In today's low interest rate environment a lot of investors are turning away from traditional income providers like bonds, opting instead to profit from dividend paying stocks. Companies which increased their dividends for 25 years in a row get the title 'Dividend Aristocrat'. As a group, they have historically outperformed the S&P500. Today, I will be listing my 3 favorite Dividend Aristocrats.
I'm loving McDonald's dividends
The graph above should clearly show why I love McDonald's (NYSE: MCD) so much. Its 5-year dividend growth rate stands at an amazing 13.94%. The current dividend yield stands at 3.21%, with a payout ratio of only 56.95% over the past twelve months, leaving plenty of room to raise the dividend even more.
The company has a very good balance sheet, with a current ratio of 1.56 and a quick ratio of 1.53, indicating excellent short-term financial health. McDonald's is currently trading at $100.88 per share, which is 17.5 times expected earnings for the current fiscal year. This is slightly higher than its 5 year average p/e ratio of 17.0, but a lot cheaper than its largest competitor Yum!Brands, which is trading at a forward price to earnings ratio of 21.6.
Buy Chevron for safe, growing dividends
Chevron (NYSE: CVX) recently increased its dividend by 7%, to $1.07 per quarter. At the current price per share, this gives us a dividend yield of 3.41%. Despite having the highest dividend yield of the 3 stocks highlighted in this article, Chevron's trailing twelve month payout ratio stands at only 39.09%. I like companies with low payout ratios, as a drop in income won't automatically lead to a dividend cut.Furthermore, a low payout ratio gives companies opportunities to reinvest large sums of money into the business.

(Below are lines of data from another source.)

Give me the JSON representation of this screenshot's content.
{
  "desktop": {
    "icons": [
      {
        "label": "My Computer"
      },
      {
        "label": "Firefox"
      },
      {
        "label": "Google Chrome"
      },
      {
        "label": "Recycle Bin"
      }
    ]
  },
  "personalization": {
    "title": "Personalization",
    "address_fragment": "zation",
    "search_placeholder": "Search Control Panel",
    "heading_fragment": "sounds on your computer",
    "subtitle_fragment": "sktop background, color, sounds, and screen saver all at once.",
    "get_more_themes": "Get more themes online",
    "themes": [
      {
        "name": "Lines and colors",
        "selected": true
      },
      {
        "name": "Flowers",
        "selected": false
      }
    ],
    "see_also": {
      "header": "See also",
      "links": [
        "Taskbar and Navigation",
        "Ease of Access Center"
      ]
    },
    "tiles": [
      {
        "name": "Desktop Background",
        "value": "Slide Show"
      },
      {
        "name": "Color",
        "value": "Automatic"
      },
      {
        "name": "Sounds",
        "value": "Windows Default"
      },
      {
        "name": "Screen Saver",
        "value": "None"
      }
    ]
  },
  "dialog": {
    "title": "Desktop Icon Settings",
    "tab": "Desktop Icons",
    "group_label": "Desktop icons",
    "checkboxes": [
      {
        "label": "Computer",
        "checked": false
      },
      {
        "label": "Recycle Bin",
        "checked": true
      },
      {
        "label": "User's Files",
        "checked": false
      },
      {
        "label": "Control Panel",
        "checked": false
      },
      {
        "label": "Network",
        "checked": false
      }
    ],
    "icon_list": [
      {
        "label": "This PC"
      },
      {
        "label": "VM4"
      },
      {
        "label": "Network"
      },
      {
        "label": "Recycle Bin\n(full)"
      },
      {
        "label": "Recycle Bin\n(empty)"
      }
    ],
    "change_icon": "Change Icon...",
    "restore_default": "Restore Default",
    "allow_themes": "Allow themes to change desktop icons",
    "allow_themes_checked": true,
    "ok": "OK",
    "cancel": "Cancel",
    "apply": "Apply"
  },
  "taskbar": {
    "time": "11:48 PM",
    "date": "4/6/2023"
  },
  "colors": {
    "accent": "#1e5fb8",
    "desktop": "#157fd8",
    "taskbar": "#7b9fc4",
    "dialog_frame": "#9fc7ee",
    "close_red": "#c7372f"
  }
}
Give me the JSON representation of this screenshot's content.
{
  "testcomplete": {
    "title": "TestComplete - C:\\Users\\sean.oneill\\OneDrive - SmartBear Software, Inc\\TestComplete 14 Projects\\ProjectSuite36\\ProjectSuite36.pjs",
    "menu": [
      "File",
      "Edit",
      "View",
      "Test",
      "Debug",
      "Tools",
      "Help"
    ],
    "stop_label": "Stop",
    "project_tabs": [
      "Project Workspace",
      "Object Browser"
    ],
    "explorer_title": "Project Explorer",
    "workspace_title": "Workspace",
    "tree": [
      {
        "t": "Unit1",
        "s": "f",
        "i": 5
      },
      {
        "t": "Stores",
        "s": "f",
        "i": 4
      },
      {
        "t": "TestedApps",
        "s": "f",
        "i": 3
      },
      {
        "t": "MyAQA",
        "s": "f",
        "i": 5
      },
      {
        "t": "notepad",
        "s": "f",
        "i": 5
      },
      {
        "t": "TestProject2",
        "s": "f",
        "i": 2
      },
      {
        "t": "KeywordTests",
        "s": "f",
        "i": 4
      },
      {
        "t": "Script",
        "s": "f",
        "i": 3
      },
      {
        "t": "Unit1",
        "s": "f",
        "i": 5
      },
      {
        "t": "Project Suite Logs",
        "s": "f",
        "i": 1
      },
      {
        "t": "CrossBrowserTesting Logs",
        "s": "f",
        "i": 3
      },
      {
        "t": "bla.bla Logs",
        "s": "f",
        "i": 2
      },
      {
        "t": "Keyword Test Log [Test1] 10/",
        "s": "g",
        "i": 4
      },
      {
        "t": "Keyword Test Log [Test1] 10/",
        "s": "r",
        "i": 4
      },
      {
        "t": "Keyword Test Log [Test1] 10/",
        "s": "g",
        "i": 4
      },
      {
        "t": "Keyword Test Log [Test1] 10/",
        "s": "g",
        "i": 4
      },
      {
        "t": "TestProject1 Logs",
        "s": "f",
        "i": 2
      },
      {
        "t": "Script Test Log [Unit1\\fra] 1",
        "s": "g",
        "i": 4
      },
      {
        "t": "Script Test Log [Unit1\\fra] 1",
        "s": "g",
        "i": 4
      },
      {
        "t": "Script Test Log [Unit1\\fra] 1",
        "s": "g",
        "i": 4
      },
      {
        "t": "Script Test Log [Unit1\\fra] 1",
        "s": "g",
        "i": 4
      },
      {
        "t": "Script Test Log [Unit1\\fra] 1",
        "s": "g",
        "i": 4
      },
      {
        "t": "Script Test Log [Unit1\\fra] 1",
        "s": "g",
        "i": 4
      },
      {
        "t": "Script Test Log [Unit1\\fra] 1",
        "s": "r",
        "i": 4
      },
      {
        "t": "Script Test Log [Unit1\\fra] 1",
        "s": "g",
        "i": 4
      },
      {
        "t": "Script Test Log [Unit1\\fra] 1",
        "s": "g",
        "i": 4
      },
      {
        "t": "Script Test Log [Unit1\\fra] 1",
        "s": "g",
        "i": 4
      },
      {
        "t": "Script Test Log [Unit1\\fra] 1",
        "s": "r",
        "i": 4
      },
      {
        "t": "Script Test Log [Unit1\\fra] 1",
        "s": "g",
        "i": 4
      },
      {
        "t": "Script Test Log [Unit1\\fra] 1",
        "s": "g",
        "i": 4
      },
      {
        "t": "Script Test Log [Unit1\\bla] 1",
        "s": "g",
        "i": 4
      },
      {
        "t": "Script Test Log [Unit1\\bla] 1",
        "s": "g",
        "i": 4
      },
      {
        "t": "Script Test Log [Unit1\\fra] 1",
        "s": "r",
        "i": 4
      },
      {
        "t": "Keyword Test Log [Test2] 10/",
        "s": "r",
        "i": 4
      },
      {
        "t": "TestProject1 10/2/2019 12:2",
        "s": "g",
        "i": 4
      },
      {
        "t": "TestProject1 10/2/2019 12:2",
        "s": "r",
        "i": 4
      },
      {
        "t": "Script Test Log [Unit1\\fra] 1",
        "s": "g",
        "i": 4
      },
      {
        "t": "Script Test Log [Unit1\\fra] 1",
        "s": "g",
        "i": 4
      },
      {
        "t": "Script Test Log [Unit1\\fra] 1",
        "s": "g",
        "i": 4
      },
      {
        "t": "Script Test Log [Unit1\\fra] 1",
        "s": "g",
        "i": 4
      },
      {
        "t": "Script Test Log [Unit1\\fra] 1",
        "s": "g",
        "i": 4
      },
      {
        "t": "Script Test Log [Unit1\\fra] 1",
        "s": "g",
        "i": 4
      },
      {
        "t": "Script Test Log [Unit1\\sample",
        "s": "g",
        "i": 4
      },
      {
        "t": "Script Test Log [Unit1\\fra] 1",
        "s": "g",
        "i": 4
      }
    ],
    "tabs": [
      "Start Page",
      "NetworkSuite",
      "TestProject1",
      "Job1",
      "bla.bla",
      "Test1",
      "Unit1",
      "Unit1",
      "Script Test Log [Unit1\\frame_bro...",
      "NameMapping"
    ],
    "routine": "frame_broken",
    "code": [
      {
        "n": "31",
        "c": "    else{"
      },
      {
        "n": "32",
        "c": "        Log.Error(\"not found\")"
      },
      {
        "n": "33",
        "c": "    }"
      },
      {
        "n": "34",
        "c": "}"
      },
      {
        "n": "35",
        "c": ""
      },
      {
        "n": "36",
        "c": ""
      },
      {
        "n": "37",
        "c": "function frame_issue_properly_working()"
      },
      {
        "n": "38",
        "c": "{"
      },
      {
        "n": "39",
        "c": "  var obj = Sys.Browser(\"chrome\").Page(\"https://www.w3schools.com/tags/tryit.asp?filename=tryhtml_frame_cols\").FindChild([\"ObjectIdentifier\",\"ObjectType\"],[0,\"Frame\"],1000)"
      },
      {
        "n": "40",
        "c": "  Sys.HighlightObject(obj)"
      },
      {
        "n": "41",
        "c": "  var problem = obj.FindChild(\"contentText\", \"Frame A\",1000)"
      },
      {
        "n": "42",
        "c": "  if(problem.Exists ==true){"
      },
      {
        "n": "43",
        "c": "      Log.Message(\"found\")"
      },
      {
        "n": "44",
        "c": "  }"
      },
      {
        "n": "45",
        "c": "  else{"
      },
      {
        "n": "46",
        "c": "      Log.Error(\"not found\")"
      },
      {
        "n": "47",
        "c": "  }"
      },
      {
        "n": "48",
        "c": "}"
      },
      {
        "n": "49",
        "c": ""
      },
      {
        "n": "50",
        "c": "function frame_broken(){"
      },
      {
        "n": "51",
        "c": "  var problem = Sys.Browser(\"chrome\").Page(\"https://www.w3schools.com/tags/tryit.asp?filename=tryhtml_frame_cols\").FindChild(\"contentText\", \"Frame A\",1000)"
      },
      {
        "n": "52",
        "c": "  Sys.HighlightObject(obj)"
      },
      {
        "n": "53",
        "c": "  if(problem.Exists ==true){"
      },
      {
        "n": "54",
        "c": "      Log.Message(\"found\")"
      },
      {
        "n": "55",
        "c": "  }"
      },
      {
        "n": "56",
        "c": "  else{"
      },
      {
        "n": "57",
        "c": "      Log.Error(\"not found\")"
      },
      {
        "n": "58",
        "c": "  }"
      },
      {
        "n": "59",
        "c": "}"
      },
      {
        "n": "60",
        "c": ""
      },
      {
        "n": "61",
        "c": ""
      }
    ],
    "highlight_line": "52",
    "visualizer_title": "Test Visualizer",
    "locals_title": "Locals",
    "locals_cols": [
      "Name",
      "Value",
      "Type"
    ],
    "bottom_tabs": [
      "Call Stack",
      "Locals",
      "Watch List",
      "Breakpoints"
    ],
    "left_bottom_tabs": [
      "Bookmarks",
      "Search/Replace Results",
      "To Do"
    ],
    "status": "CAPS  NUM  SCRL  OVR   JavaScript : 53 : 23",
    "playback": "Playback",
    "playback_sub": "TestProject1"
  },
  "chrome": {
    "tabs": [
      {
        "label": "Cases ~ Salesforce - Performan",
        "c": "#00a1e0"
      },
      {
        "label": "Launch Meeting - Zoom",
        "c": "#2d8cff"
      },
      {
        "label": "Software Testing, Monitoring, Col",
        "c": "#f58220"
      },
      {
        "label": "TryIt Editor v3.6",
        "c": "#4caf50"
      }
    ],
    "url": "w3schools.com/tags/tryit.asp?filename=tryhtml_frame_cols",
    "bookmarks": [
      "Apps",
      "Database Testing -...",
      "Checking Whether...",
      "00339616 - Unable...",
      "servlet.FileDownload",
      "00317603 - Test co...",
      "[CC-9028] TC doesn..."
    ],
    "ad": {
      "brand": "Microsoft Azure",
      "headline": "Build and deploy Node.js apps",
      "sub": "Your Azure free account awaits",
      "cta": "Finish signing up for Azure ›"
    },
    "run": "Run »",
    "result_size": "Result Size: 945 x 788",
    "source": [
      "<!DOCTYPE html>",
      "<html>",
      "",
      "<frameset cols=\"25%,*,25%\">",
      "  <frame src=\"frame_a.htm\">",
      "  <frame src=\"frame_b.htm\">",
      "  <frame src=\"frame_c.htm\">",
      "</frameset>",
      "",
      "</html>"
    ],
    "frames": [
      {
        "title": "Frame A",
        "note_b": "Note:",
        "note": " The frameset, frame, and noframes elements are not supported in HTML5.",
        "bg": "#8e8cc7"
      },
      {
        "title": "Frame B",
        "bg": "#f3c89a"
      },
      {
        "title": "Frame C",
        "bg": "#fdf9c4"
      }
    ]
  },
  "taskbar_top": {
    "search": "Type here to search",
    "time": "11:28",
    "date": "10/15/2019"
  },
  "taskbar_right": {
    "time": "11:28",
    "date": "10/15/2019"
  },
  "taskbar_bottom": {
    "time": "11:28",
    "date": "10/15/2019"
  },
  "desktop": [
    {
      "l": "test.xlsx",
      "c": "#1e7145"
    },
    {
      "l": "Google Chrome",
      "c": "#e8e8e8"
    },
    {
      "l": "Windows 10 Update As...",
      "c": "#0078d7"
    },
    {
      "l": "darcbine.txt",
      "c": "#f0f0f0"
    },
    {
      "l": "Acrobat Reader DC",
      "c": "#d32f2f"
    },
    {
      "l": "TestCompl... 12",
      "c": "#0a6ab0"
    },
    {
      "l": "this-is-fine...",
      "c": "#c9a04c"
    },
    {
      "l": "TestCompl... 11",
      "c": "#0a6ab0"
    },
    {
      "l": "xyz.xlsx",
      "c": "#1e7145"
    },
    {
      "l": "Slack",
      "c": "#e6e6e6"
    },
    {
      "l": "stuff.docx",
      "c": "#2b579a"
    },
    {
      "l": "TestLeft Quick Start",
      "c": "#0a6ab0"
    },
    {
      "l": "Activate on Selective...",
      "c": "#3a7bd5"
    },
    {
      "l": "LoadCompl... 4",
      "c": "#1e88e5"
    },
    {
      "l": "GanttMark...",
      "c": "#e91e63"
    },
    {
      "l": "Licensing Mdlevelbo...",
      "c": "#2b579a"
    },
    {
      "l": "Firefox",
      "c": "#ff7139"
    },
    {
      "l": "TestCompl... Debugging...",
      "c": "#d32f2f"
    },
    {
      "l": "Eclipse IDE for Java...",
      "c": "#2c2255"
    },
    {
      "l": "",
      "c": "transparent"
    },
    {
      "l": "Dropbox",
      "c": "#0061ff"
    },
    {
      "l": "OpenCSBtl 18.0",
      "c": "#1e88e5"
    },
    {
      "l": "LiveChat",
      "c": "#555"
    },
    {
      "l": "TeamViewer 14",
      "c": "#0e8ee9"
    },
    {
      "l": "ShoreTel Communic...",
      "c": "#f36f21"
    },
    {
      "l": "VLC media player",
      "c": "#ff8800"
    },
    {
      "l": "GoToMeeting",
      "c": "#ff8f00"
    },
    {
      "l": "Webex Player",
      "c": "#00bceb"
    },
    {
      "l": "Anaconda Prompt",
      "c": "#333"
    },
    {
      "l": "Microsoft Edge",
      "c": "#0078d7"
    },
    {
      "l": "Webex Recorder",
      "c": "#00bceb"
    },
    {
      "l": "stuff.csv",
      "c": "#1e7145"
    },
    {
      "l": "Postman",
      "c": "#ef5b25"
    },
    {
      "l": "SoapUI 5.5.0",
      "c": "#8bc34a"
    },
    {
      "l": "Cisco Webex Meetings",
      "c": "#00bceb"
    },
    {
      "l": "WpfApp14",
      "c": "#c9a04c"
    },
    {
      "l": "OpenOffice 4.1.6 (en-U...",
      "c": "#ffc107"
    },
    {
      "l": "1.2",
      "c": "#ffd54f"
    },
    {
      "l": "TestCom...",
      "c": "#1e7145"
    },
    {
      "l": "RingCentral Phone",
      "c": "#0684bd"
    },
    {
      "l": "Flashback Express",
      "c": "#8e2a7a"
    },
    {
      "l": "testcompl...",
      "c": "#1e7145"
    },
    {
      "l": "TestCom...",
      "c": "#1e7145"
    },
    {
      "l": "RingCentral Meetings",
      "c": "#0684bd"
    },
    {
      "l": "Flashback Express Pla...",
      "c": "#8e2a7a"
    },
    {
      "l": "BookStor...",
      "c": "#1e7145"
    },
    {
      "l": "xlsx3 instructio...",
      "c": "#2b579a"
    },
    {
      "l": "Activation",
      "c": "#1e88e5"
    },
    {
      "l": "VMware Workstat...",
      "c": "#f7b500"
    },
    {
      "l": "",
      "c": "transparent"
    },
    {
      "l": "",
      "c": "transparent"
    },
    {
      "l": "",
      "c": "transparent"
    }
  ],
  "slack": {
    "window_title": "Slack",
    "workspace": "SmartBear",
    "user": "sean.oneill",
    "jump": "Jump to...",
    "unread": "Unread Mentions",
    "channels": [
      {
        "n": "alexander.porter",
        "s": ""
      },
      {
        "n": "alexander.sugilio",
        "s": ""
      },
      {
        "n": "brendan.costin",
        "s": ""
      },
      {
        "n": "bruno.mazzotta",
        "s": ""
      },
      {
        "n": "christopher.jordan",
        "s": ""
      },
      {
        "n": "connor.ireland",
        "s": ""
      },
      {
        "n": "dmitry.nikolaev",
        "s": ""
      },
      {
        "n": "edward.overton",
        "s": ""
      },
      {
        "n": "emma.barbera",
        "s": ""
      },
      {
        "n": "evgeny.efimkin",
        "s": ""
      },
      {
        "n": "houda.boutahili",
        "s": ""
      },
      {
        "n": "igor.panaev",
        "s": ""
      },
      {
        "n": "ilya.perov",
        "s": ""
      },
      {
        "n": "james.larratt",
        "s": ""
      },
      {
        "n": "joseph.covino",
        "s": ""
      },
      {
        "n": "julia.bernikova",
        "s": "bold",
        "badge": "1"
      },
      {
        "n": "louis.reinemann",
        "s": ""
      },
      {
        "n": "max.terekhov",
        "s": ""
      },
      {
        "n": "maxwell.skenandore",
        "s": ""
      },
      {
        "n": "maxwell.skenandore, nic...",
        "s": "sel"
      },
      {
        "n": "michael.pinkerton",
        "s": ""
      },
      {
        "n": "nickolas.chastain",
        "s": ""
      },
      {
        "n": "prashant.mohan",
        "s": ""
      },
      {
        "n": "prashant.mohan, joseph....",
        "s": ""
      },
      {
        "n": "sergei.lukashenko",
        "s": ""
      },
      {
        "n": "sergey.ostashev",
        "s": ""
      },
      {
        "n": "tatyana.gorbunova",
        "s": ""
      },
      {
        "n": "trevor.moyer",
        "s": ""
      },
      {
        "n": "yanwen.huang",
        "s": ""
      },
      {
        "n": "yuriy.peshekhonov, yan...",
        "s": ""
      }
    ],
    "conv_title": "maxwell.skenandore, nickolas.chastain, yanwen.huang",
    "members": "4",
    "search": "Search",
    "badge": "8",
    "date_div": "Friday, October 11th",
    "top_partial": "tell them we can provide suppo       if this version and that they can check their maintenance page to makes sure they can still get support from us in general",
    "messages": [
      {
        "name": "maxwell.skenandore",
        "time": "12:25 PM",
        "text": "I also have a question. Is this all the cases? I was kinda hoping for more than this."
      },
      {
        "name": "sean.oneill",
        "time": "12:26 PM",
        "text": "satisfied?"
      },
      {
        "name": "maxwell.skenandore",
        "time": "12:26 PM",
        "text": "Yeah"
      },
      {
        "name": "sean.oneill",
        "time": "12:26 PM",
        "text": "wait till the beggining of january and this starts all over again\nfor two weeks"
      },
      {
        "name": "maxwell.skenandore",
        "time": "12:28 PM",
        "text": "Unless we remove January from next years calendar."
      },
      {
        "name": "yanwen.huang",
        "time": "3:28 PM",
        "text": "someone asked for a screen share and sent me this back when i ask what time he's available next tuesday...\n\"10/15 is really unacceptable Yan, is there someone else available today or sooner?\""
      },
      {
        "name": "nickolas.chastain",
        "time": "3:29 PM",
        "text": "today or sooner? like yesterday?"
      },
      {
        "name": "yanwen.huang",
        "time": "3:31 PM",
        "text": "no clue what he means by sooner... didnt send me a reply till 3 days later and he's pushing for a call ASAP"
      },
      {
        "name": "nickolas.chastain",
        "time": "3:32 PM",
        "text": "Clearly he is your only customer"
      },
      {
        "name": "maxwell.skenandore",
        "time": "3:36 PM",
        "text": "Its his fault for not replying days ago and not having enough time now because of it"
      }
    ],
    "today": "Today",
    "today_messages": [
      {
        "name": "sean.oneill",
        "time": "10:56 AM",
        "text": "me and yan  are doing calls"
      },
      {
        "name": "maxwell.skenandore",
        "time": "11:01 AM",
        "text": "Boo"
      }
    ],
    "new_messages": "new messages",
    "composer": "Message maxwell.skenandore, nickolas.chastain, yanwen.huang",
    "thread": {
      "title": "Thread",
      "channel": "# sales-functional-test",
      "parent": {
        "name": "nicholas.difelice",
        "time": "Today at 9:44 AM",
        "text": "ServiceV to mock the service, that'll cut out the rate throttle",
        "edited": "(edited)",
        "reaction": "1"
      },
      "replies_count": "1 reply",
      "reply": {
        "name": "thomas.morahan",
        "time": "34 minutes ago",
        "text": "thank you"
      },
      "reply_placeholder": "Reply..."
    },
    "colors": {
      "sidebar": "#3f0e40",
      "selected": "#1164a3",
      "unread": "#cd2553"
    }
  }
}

The company is currently trading at 11.8 times expected earnings, which is quite high when compared to its 5 year average price to earnings ratio of 10.3. Chevron's Shiller p/e,which looks at a longer timeframe stands at 11.6, which is very close to its median of 11.39.The industry average p/e stands at a much higher 13.6, meaning Chevron is still not very expensive.
Chevron has a current ratio of 1.40, which I consider to be very good. Furthermore, the company has close to $16 billion in cash, which provides an extra level of safety for the dividend.
Take a look at these two beverage stocks
Coca-Cola (NYSE: KO) has a 5-year dividend growth rate of 8.06%, and currently pays $0.305 per share in dividends each quarter, providing its shareholders with a current yield of 2.97%. This is very close to its largest competitor PepsiCo (NASDAQ:PEP), which currently yields 2.96%. The dividend growth rate has dropped a bit over the past years, but even at only 8.06%, the dividend still doubles every 9 years.
Looking at the balance sheet we can see that Coca-Cola's current ratio stands at 1.03, which is a bit lower than Pepsi's 1.20. A current ratio of more than 1.0 means current assets are bigger than current liabilities, indicating good short-term balance sheet health. Both Coca-Cola and Pepsi are currently trading slightly above their 5-year average p/e ratios. Coca-Cola is currently trading at 19.7 times this year's expected earnings (5-year average p/e is 18.3) , while PepsiCo has a forward price to earnings ratio of 19.5 (5-year average p/e is 17.2).Both companies are a bit expensive when looking at the p/e ratio compared to their 5-year averages, but I wouldn't wait for a pullback, as these tend to be quite rare with quality companies like Coca-Cola and PepsiCo.
These Dividend Aristocrats have been rewarding their shareholders with ever-increasing dividend distributions for decades.I especially like Chevron, because of its low payout ratio. McDonald's is by far the best in this list in terms of dividend growth, and I consider Coca-Cola and PepsiCo to be among the safest dividend paying stocks. An investment made in a company that regularly increases its dividends can turn into an incredible stream of income when given enough time. I have listed the stocks I feel are most attractive right now, but that doesn't mean I don't like the other Dividend Aristocrats.
I'd love to hear your opinion on Dividend Aristocrats (or any other stock for that matter), so feel free to leave a comment!